One of the most notable refinery sale/purchase agreements this year has been between INEOS and PetroChina. INEOS sold a 50% share in the Grangemouth, Scotland and Laverna, France refineries which have a combined capacity of 420 000 bpd for US$ 1 billion. This partnership and sale is not something to be shied away from by INEOS as it has provided them with a foot into the Chinese market and possibly a large portion of the entire Asian oil market. Also, the overseas investment will ensure that the facilities are kept onstream providing jobs and security of supply to Europe. This purchase definitely has more benefits than drawbacks.

Of course, the conversion of a refining facility into a terminal has its downside. For example, a terminal does not need as much manpower to keep it in operation as a refinery. We have all witnessed over the last 18 months conversion plans being granted for refining facilities that have not been successfully sold and transformations beginning to take place. I for one can see the positives in this happening (as well as the negatives). Rather than a facility being completely abandoned, the conversion process will provide contractor jobs and some of the remaining refinery jobs will still be in play, as terminals need operations staff. Also, as countries strive to gain security of supply and boost strategic reserves, additional storage capacity is not something to be scoffed at. This extra room is possibly going to be of particular use in the US where production of oil and gas from unconventional sources such as shale and the oilsands is picking up.

It is clearly a balanced argument when it comes to refinery closures, sales and conversions. Yes, jobs can be lost and economic instability in the area of the facility can become more prevalent. However, it appears that such sales and conversions do enable markets to be expanded, provide and maintain jobs, and bring security of supply that little bit closer.

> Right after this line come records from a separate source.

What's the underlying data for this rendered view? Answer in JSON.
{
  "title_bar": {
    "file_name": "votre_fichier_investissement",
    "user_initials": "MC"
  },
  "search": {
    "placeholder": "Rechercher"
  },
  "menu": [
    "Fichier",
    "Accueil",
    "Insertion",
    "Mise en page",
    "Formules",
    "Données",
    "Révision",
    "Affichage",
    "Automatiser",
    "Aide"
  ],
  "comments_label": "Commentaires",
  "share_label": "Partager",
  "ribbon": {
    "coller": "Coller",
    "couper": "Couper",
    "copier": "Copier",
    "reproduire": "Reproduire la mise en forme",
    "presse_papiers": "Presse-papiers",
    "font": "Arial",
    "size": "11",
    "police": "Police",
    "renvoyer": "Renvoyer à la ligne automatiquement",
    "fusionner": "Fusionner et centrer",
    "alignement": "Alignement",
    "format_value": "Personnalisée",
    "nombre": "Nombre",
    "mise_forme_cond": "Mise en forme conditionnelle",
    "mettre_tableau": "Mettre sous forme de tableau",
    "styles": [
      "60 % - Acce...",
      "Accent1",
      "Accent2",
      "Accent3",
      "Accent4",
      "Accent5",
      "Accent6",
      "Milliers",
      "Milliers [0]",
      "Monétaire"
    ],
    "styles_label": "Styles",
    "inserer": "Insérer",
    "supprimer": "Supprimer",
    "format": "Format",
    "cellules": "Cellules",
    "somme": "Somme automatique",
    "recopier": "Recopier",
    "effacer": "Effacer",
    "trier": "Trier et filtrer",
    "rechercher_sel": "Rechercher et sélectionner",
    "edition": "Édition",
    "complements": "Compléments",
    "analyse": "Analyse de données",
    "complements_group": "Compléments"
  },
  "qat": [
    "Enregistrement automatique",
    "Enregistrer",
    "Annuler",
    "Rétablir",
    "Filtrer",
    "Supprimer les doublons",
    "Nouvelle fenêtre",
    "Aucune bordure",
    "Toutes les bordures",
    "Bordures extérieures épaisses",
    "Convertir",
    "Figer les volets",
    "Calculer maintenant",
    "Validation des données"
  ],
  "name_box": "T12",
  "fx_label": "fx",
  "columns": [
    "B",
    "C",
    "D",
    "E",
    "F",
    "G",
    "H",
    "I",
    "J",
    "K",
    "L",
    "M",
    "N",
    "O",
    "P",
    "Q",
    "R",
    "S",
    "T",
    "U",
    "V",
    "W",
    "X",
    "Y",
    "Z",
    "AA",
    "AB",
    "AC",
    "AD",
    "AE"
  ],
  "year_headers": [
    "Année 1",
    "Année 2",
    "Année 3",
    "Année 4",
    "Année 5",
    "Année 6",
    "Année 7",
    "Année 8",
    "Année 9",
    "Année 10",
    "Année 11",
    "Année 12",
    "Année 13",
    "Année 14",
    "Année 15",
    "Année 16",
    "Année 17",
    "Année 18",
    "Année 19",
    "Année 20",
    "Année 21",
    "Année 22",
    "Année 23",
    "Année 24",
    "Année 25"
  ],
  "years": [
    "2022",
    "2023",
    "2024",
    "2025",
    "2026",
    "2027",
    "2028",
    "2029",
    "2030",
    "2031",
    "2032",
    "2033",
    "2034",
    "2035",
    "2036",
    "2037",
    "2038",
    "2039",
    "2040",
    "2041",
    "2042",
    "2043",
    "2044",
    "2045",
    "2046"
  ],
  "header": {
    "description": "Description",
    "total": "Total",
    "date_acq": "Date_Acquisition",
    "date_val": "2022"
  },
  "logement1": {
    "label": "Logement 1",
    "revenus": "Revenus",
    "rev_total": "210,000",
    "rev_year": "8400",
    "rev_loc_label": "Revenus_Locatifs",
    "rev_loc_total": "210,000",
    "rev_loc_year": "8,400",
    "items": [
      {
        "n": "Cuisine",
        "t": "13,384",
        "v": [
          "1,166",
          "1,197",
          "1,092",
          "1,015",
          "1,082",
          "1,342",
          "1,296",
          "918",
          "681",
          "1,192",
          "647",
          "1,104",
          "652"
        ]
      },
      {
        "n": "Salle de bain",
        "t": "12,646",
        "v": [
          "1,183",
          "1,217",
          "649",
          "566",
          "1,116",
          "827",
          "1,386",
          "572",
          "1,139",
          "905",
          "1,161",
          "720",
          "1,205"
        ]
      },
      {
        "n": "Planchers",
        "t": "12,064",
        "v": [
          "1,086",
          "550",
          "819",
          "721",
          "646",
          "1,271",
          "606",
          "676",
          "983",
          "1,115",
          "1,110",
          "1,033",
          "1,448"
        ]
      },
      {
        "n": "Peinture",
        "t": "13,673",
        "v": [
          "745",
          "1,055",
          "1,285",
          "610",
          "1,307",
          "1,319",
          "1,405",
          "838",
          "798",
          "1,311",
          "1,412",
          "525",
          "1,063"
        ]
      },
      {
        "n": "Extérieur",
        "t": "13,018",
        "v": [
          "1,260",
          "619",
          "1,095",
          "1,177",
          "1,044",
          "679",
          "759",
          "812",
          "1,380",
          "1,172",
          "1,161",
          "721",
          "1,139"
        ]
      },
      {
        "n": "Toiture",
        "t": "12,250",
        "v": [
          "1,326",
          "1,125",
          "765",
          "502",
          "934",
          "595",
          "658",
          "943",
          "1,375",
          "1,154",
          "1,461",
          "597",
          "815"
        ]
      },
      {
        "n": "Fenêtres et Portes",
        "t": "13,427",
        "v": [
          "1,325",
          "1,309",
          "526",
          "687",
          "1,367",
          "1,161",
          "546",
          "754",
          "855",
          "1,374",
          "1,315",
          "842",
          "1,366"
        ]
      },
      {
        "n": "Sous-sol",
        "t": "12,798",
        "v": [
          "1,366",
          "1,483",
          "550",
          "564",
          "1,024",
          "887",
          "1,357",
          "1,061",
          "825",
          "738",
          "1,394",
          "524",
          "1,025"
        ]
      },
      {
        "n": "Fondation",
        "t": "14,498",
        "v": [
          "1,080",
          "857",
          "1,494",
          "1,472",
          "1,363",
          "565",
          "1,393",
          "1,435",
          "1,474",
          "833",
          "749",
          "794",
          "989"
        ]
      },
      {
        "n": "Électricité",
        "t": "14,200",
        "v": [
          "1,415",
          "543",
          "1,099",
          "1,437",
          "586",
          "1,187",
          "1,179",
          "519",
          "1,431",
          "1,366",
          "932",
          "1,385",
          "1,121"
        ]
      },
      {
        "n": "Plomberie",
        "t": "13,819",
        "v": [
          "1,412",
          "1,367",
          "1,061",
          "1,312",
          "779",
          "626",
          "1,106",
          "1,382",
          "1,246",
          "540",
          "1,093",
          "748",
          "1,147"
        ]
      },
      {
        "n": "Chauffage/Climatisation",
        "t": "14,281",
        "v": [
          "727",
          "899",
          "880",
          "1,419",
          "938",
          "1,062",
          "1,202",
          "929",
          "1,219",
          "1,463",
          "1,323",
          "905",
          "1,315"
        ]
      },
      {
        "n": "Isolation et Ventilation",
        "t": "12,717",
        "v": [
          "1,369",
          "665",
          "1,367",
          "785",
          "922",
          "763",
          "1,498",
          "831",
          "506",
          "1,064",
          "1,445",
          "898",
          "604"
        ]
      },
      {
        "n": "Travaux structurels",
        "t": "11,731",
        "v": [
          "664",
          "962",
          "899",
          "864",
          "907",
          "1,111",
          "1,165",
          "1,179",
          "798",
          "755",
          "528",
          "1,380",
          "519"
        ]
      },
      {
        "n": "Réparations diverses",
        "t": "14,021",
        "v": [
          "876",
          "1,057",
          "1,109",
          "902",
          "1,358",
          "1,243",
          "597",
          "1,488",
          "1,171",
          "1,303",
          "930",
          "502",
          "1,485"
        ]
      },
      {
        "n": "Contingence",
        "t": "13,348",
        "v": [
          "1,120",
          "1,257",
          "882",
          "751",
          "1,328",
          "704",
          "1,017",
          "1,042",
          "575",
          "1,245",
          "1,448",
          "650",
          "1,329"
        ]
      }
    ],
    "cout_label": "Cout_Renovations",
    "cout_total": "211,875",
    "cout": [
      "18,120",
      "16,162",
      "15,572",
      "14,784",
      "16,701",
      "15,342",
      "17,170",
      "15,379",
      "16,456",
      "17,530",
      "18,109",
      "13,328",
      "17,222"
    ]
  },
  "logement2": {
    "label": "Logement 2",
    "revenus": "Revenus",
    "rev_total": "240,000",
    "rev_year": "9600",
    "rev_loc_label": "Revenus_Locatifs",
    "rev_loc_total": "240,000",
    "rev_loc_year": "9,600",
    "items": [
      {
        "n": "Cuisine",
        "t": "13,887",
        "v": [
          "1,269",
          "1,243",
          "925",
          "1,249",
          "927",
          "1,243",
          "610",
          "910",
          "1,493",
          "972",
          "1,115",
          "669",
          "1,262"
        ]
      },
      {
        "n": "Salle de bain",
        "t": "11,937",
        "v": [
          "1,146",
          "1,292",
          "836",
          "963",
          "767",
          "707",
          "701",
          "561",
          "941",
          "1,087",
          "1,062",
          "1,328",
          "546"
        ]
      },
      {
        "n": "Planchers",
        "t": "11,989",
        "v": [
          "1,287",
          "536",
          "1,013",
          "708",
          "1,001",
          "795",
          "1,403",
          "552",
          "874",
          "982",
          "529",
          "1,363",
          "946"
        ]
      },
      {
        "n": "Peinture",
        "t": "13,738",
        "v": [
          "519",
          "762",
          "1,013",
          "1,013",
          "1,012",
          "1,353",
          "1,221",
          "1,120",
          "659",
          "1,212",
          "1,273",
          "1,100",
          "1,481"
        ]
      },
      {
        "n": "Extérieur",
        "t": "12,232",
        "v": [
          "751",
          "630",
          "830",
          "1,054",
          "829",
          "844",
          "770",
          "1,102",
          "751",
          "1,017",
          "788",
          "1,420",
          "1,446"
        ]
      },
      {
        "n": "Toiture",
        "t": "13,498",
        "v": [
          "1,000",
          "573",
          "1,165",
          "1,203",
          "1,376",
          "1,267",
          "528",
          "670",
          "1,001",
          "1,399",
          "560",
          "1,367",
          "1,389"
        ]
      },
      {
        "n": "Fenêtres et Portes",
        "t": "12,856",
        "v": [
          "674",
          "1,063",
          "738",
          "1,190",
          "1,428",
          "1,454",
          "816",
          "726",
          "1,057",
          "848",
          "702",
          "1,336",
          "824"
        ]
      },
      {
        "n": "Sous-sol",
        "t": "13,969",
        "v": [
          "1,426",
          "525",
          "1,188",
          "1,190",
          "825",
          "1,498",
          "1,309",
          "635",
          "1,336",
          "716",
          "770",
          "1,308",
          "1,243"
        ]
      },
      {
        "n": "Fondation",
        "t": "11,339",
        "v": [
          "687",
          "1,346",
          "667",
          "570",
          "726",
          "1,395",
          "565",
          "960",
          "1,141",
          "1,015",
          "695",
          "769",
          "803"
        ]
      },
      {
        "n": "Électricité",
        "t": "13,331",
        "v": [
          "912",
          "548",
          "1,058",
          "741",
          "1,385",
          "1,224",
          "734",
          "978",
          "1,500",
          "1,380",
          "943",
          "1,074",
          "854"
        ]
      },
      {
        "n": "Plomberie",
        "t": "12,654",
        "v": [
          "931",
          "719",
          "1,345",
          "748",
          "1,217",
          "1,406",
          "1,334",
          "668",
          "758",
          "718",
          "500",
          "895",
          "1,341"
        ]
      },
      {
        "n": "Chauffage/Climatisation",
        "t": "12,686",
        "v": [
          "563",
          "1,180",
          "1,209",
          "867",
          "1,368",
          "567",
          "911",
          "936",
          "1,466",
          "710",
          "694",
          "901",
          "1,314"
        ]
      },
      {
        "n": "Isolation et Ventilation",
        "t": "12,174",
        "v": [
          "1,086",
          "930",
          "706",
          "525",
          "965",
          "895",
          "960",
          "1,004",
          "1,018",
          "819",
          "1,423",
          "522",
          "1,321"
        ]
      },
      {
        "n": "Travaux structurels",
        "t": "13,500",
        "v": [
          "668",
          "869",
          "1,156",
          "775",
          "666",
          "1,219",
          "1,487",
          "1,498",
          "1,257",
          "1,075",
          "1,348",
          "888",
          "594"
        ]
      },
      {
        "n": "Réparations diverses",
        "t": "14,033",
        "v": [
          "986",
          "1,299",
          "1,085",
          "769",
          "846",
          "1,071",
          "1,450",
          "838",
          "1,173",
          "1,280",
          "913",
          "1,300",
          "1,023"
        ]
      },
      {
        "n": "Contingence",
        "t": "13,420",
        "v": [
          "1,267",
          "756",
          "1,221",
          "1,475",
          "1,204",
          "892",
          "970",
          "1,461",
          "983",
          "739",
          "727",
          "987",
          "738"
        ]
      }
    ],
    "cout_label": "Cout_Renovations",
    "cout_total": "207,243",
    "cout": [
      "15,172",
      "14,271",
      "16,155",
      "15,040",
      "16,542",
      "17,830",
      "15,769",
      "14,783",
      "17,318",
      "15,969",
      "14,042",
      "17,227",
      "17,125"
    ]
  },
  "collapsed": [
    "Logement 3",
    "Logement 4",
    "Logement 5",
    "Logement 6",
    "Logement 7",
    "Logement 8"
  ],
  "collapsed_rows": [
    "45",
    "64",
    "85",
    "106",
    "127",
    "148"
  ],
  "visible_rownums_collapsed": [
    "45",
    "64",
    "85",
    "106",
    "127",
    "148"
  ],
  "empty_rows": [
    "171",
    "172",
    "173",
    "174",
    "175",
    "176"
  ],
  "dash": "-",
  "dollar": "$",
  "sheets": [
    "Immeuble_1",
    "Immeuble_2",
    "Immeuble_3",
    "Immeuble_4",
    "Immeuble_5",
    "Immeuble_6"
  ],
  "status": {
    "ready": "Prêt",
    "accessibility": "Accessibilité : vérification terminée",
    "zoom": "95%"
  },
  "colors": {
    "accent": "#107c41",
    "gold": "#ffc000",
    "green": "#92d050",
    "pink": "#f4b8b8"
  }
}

On page 12 you will find the regional report from the Euro Petroleum Consultants looking at European Refining. Also, as this is one of our plant safety issues, you will find articles from Honeywell and ABB as well as articles from Grace and Intertek in our extensive catalyst feature, to name but a few. Finally, turn to the last page for 15 questions with Merichem’s Director of Catalysts.